→ **What this task involves**: Within the records below, how many lines hold the word "badge"? Only the number should be returned.

── Material supplied

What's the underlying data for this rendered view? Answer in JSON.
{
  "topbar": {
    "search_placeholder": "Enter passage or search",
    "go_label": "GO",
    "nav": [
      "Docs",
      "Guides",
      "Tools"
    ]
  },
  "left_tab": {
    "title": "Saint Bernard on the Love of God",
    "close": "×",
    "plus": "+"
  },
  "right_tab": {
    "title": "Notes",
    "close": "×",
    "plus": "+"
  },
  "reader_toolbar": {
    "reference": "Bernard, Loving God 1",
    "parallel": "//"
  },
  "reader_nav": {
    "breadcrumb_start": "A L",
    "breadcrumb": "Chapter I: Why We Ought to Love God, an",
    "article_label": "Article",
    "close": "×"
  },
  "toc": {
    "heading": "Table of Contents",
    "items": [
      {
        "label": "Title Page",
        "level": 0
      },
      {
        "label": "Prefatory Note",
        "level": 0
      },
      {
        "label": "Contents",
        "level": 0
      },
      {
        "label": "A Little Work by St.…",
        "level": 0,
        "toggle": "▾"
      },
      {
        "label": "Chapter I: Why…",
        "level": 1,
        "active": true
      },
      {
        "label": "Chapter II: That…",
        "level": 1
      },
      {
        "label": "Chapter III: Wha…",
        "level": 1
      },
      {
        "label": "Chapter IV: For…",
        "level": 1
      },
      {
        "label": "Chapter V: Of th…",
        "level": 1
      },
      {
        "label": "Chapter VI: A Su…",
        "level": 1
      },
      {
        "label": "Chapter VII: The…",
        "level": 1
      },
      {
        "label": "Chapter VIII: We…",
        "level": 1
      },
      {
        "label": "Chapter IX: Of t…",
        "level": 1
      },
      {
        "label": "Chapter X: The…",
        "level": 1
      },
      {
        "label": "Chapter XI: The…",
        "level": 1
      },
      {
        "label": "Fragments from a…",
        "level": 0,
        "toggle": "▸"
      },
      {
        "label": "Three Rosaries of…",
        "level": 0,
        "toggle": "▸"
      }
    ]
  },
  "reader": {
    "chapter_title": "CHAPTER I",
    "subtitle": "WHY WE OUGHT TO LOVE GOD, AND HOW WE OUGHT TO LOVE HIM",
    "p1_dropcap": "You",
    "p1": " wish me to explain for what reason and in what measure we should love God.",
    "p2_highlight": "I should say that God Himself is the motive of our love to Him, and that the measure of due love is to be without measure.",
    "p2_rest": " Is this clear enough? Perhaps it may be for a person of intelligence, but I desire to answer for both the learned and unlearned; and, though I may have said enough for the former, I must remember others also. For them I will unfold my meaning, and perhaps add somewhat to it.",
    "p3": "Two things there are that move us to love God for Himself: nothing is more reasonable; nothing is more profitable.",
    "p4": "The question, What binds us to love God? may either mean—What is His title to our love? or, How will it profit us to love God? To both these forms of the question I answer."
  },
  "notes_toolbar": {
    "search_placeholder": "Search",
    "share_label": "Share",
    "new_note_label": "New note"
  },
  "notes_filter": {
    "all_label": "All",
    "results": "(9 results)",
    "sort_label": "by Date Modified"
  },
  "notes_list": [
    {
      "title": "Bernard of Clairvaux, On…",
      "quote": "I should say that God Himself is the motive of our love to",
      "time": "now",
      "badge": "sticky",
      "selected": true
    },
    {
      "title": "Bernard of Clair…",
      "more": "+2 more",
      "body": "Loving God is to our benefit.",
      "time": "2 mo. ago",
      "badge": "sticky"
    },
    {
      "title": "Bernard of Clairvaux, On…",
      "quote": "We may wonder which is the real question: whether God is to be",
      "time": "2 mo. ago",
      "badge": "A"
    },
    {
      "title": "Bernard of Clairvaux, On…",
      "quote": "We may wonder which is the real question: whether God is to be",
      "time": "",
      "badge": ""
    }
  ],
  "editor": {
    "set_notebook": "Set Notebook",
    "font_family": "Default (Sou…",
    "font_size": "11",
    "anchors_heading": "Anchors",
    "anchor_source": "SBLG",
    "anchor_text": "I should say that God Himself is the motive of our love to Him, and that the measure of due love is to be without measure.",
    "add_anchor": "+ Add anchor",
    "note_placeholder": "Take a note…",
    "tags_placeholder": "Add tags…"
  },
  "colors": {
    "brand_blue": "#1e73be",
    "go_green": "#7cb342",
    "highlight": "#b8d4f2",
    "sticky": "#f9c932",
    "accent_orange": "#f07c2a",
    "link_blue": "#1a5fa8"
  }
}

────

→ **Response to the task**: 4